A related flaw with leadership occurs when individuals surround themselves with unquestioning and sycophantic staffs. This isolates them from alternative viewpoints and conflicting evidence. But, good decision-making requires consideration of all the information that is available.

Leadership is not an academic exercise. Because of its consequences, it inevitably involves great pressure. Leaders have to be able to handle this pressure well. If they don't, they tend to abuse their subordinates. Ironically, though, society accepts abusive leaders, if they are able to get the job done.

The greatest temptation with political leadership is financial corruption. Individuals take advantage of their authority to enrich their families, and this wealth in turn is used by their descendants to perpetuate the family's political power. Indeed, nepotism and corruption have combined to create a privileged, leadership class. This is a common failing in democracies around the world. Only individuals with great wealth, and in many cases whose parents have also been politicians, have a chance to win office.

These cases also illustrate a deeper issue with leaders. Only individuals who aspire to absolute power tend to be selected. Some people are born leaders, in the sense that they are the most able. But others strive for the top, and will do anything to get there. Leadership in modern society is subject to natural law, and traits such as ruthlessness are at least as important as capability.

Perhaps the deepest problem of all is that we fail to distinguish between leaders and teachers. The best leaders, in many institutions, don't in fact tell their subordinates what to do. Instead, they educate them, to make better decisions on their own.

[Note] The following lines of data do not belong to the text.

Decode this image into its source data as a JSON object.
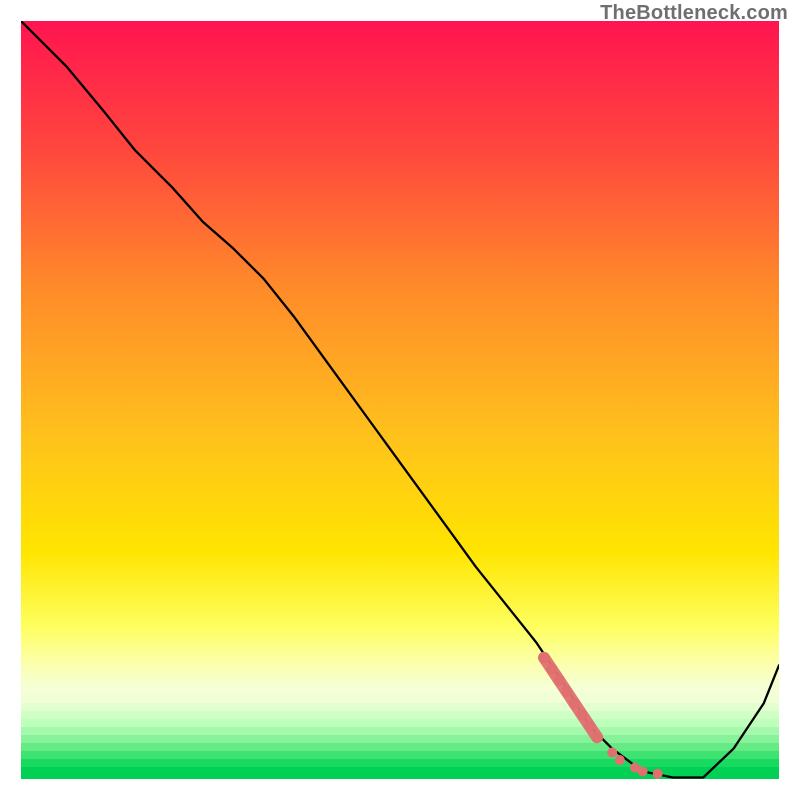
{
  "watermark": "TheBottleneck.com",
  "colors": {
    "top": "#ff1450",
    "orange": "#ff8a2a",
    "yellow": "#ffe500",
    "lightyellow": "#fcffb4",
    "paleband": "#d9ffcf",
    "green": "#00e05a",
    "line": "#000000",
    "marker": "#e07070"
  },
  "chart_data": {
    "type": "line",
    "title": "",
    "xlabel": "",
    "ylabel": "",
    "xlim": [
      0,
      100
    ],
    "ylim": [
      0,
      100
    ],
    "grid": false,
    "series": [
      {
        "name": "curve",
        "x": [
          0,
          6,
          11,
          15,
          20,
          24,
          28,
          32,
          36,
          40,
          44,
          48,
          52,
          56,
          60,
          64,
          68,
          72,
          75,
          78,
          82,
          86,
          90,
          94,
          98,
          100
        ],
        "y": [
          100,
          94,
          88,
          83,
          78,
          73.5,
          70,
          66,
          61,
          55.5,
          50,
          44.5,
          39,
          33.5,
          28,
          23,
          18,
          12,
          7,
          4,
          1,
          0.2,
          0.2,
          4,
          10,
          15
        ]
      }
    ],
    "markers": {
      "name": "highlight",
      "x": [
        69,
        70,
        71,
        72,
        73,
        74,
        75,
        76,
        78,
        79,
        81,
        82,
        84
      ],
      "y": [
        16,
        14.5,
        13,
        11.5,
        10,
        8.5,
        7,
        5.5,
        3.5,
        2.5,
        1.5,
        1,
        0.7
      ]
    }
  }
}
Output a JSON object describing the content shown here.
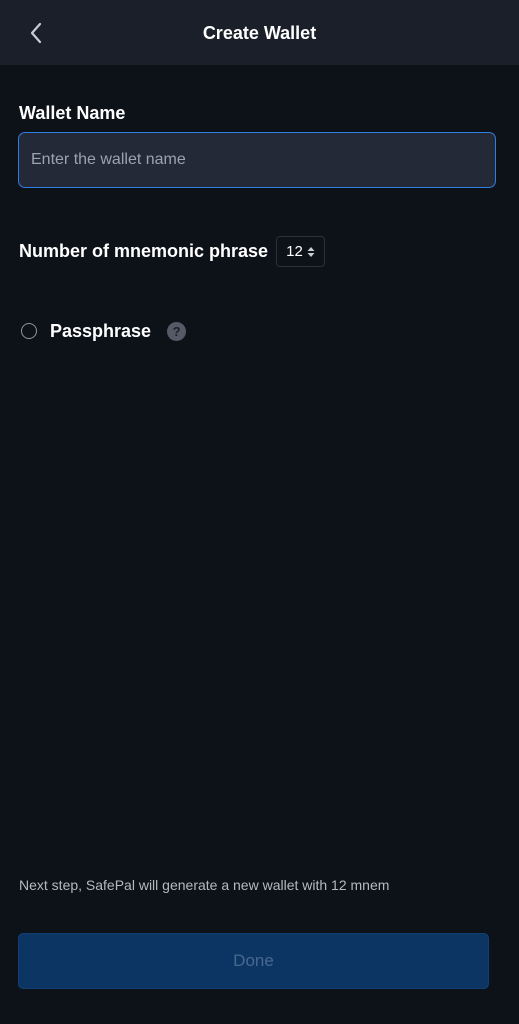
{
  "header": {
    "title": "Create Wallet",
    "back_icon": "chevron-left-icon"
  },
  "wallet_name": {
    "label": "Wallet Name",
    "placeholder": "Enter the wallet name",
    "value": ""
  },
  "mnemonic": {
    "label": "Number of mnemonic phrase",
    "selected": "12",
    "icon": "sort-arrows-icon"
  },
  "passphrase": {
    "label": "Passphrase",
    "checked": false,
    "help_symbol": "?"
  },
  "footer": {
    "note": "Next step, SafePal will generate a new wallet with 12 mnem",
    "done_label": "Done"
  },
  "colors": {
    "background": "#0d1118",
    "header": "#1b1f2a",
    "accent_border": "#2f7de0",
    "done_button": "#0c3564",
    "done_text": "#48698f"
  }
}
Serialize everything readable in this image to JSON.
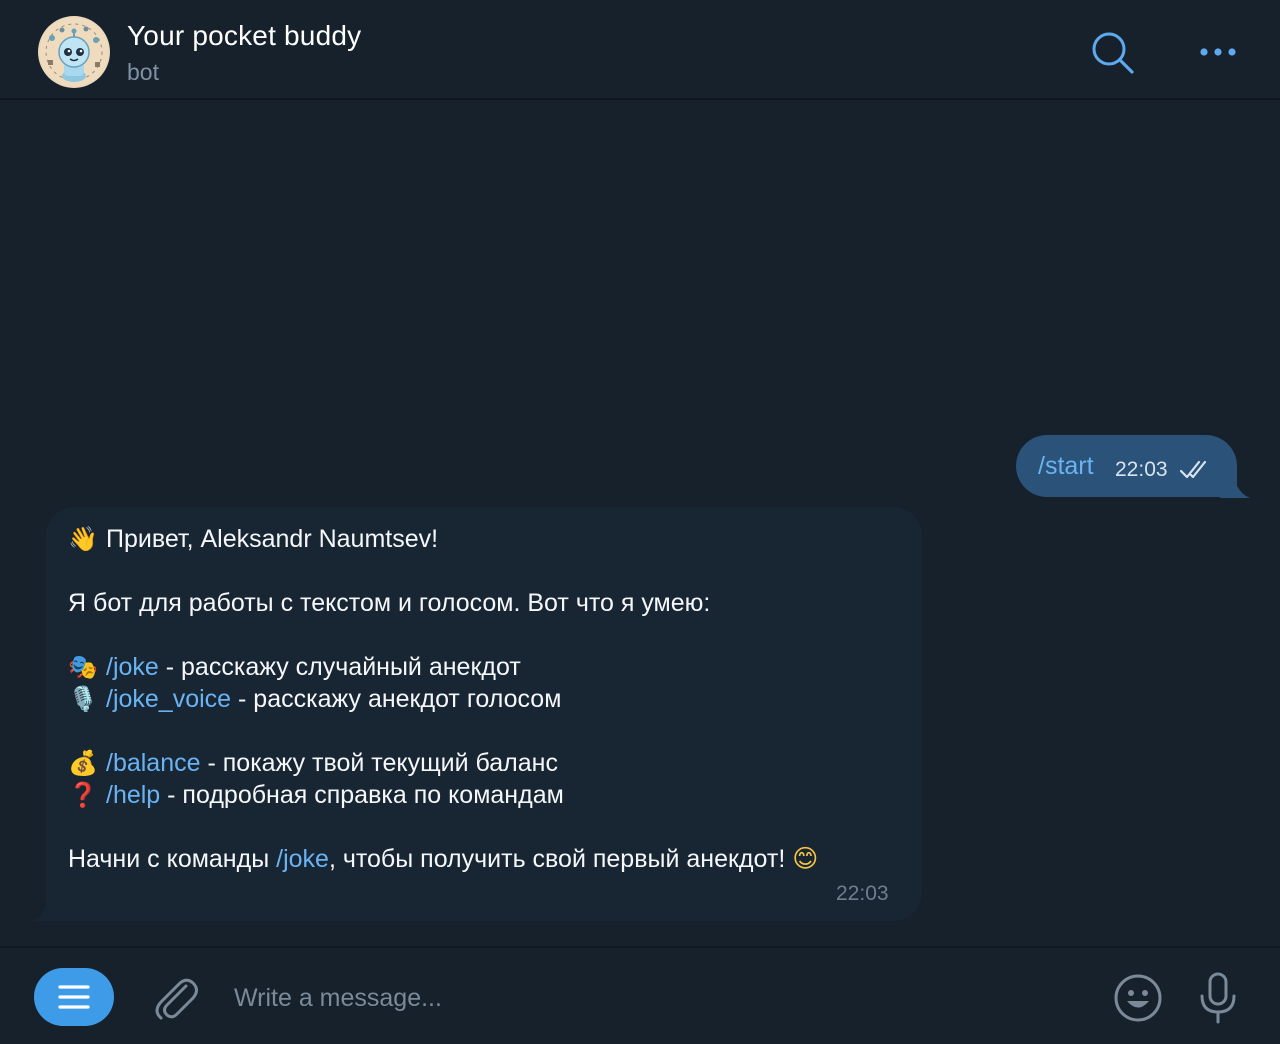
{
  "header": {
    "title": "Your pocket buddy",
    "subtitle": "bot"
  },
  "colors": {
    "background": "#17212b",
    "incoming_bubble": "#182533",
    "outgoing_bubble": "#2b5278",
    "link": "#6ab3f3",
    "accent": "#3e9be8"
  },
  "messages": {
    "outgoing": {
      "text": "/start",
      "time": "22:03",
      "status_icon": "double-check-icon"
    },
    "incoming": {
      "greeting_emoji": "👋",
      "greeting": "Привет, Aleksandr Naumtsev!",
      "intro": "Я бот для работы с текстом и голосом. Вот что я умею:",
      "commands": [
        {
          "emoji": "🎭",
          "command": "/joke",
          "description": " - расскажу случайный анекдот"
        },
        {
          "emoji": "🎙️",
          "command": "/joke_voice",
          "description": " - расскажу анекдот голосом"
        },
        {
          "emoji": "💰",
          "command": "/balance",
          "description": " - покажу твой текущий баланс"
        },
        {
          "emoji": "❓",
          "command": "/help",
          "description": " - подробная справка по командам"
        }
      ],
      "outro_before": "Начни с команды ",
      "outro_command": "/joke",
      "outro_after": ", чтобы получить свой первый анекдот! ",
      "outro_emoji": "😊",
      "time": "22:03"
    }
  },
  "composer": {
    "placeholder": "Write a message..."
  }
}
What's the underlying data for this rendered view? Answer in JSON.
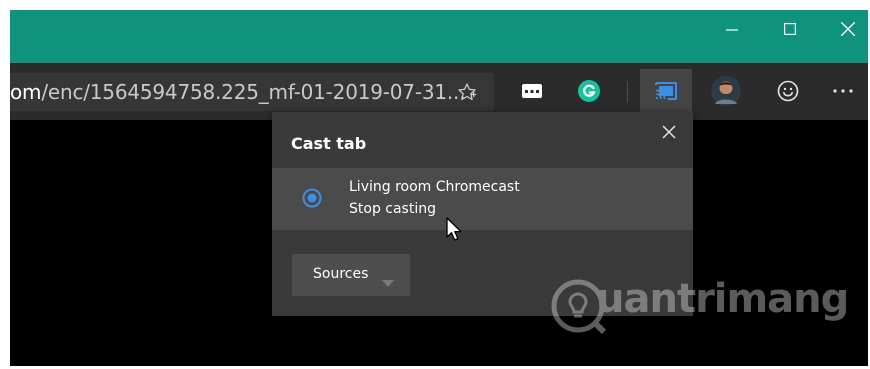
{
  "colors": {
    "titlebar": "#0f937e",
    "toolbar": "#2b2b2b",
    "popup_bg": "#3a3a3a",
    "selected_row": "#4b4b4b",
    "radio_accent": "#3d8ee6",
    "grammarly": "#15c39a"
  },
  "window_controls": {
    "icons": [
      "minimize-icon",
      "maximize-icon",
      "close-icon"
    ]
  },
  "address_bar": {
    "domain_tail": "om",
    "path": "/enc/1564594758.225_mf-01-2019-07-31..."
  },
  "toolbar": {
    "icons": [
      "favorite-star-icon",
      "extension-icon",
      "grammarly-icon",
      "cast-icon",
      "profile-avatar",
      "emoji-feedback-icon",
      "more-options-icon"
    ]
  },
  "cast_popup": {
    "title": "Cast tab",
    "device": {
      "name": "Living room Chromecast",
      "status": "Stop casting",
      "selected": true
    },
    "sources_label": "Sources"
  },
  "watermark": {
    "text": "uantrimang"
  }
}
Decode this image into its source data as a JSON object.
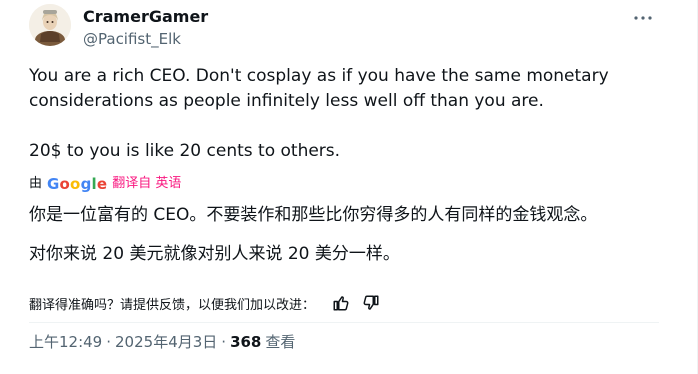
{
  "author": {
    "display_name": "CramerGamer",
    "handle": "@Pacifist_Elk"
  },
  "tweet": {
    "original_text": "You are a rich CEO. Don't cosplay as if you have the same monetary considerations as people infinitely less well off than you are.\n\n20$ to you is like 20 cents to others.",
    "translated_by_prefix": "由",
    "translated_by_brand": "Google",
    "translate_from_label": "翻译自 英语",
    "translated_paragraph_1": "你是一位富有的 CEO。不要装作和那些比你穷得多的人有同样的金钱观念。",
    "translated_paragraph_2": "对你来说 20 美元就像对别人来说 20 美分一样。"
  },
  "feedback": {
    "prompt": "翻译得准确吗？请提供反馈，以便我们加以改进："
  },
  "meta": {
    "time": "上午12:49",
    "date": "2025年4月3日",
    "separator": "·",
    "views_count": "368",
    "views_label": "查看"
  },
  "colors": {
    "primary_text": "#0f1419",
    "secondary_text": "#536471",
    "translate_link": "#f91880",
    "divider": "#eff3f4",
    "google_blue": "#4285F4",
    "google_red": "#EA4335",
    "google_yellow": "#FBBC05",
    "google_green": "#34A853"
  },
  "icons": {
    "more": "more-horizontal-icon",
    "thumbs_up": "thumbs-up-icon",
    "thumbs_down": "thumbs-down-icon"
  }
}
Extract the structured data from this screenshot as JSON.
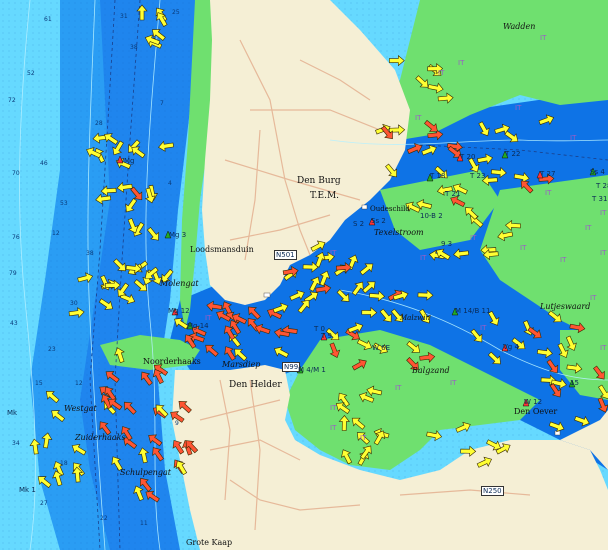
{
  "map": {
    "type": "nautical-chart",
    "colors": {
      "deep_water": "#66d9ff",
      "mid_water": "#2a9df4",
      "shallow_water": "#0e73e6",
      "tidal_flat": "#6fe06f",
      "land": "#f5efd5",
      "road": "#e6b99a",
      "depth_contour": "#b5f0ff",
      "current_flood": "#ffff33",
      "current_ebb": "#ff5533"
    },
    "places": [
      {
        "id": "wadden",
        "text": "Wadden",
        "style": "italic"
      },
      {
        "id": "den-burg",
        "text": "Den Burg",
        "style": "normal"
      },
      {
        "id": "tem",
        "text": "T.E.M.",
        "style": "normal"
      },
      {
        "id": "loodsmansduin",
        "text": "Loodsmansduin",
        "style": "normal"
      },
      {
        "id": "molengat",
        "text": "Molengat",
        "style": "italic"
      },
      {
        "id": "noorderhaaks",
        "text": "Noorderhaaks",
        "style": "normal"
      },
      {
        "id": "den-helder",
        "text": "Den Helder",
        "style": "normal"
      },
      {
        "id": "marsdiep",
        "text": "Marsdiep",
        "style": "italic"
      },
      {
        "id": "texelstroom",
        "text": "Texelstroom",
        "style": "italic"
      },
      {
        "id": "balgzand",
        "text": "Balgzand",
        "style": "italic"
      },
      {
        "id": "lutjeswaard",
        "text": "Lutjeswaard",
        "style": "italic"
      },
      {
        "id": "den-oever",
        "text": "Den Oever",
        "style": "normal"
      },
      {
        "id": "westgat",
        "text": "Westgat",
        "style": "italic"
      },
      {
        "id": "zuiderhaaks",
        "text": "Zuiderhaaks",
        "style": "italic"
      },
      {
        "id": "schulpengat",
        "text": "Schulpengat",
        "style": "italic"
      },
      {
        "id": "grote-kaap",
        "text": "Grote Kaap",
        "style": "normal"
      },
      {
        "id": "malzwin",
        "text": "Malzwin",
        "style": "italic"
      },
      {
        "id": "oude-schild",
        "text": "Oudeschild",
        "style": "normal"
      }
    ],
    "buoys": [
      "Mg",
      "Mg 3",
      "Mg 12",
      "Mg 14",
      "T 20",
      "T 22",
      "T 27",
      "T 18",
      "T 23",
      "T 21",
      "T 9",
      "T 0",
      "M 14/B 11",
      "W 12",
      "15",
      "Ss 2",
      "Ss 4",
      "Mk",
      "Mk 1",
      "W 6E",
      "M 4/M 1",
      "Vg 4",
      "T 28",
      "T 31",
      "9 3",
      "10-B 2",
      "S 2"
    ],
    "road_labels": [
      "N501",
      "N99",
      "N250"
    ],
    "depths": [
      "61",
      "31",
      "25",
      "38",
      "52",
      "72",
      "76",
      "79",
      "46",
      "53",
      "38",
      "30",
      "23",
      "15",
      "12",
      "18",
      "27",
      "22",
      "11",
      "7",
      "4",
      "70",
      "43",
      "34",
      "28",
      "12",
      "9"
    ],
    "current_arrows": 230,
    "tidal_flat_marks": 24
  }
}
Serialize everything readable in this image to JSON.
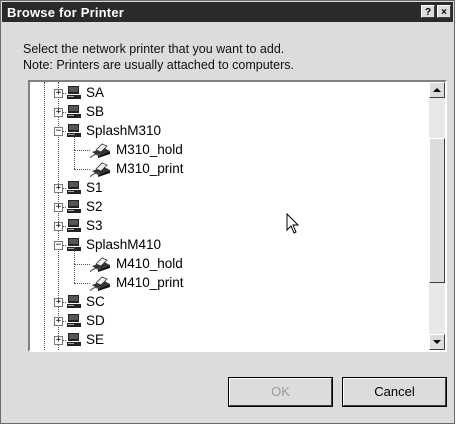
{
  "dialog": {
    "title": "Browse for Printer",
    "help_glyph": "?",
    "close_glyph": "×",
    "instruction_line1": "Select the network printer that you want to add.",
    "instruction_line2": "Note: Printers are usually attached to computers.",
    "ok_label": "OK",
    "cancel_label": "Cancel"
  },
  "tree": {
    "items": [
      {
        "label": "SA",
        "type": "computer",
        "expanded": false
      },
      {
        "label": "SB",
        "type": "computer",
        "expanded": false
      },
      {
        "label": "SplashM310",
        "type": "computer",
        "expanded": true
      },
      {
        "label": "M310_hold",
        "type": "printer"
      },
      {
        "label": "M310_print",
        "type": "printer"
      },
      {
        "label": "S1",
        "type": "computer",
        "expanded": false
      },
      {
        "label": "S2",
        "type": "computer",
        "expanded": false
      },
      {
        "label": "S3",
        "type": "computer",
        "expanded": false
      },
      {
        "label": "SplashM410",
        "type": "computer",
        "expanded": true
      },
      {
        "label": "M410_hold",
        "type": "printer"
      },
      {
        "label": "M410_print",
        "type": "printer"
      },
      {
        "label": "SC",
        "type": "computer",
        "expanded": false
      },
      {
        "label": "SD",
        "type": "computer",
        "expanded": false
      },
      {
        "label": "SE",
        "type": "computer",
        "expanded": false
      }
    ],
    "collapsed_glyph": "+",
    "expanded_glyph": "−"
  },
  "scrollbar": {
    "up_glyph": "▲",
    "down_glyph": "▼"
  }
}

And, through doing this, they organize consensus, on what is best for everyone.

This is the only type of leadership that enables the participative decision-making of real democracy, and through which it may finally be possible to escape from a society that is grounded in, and dedicated to, competition.

In the next series, I will examine institutional behavior more closely.

© Roland Watson 2014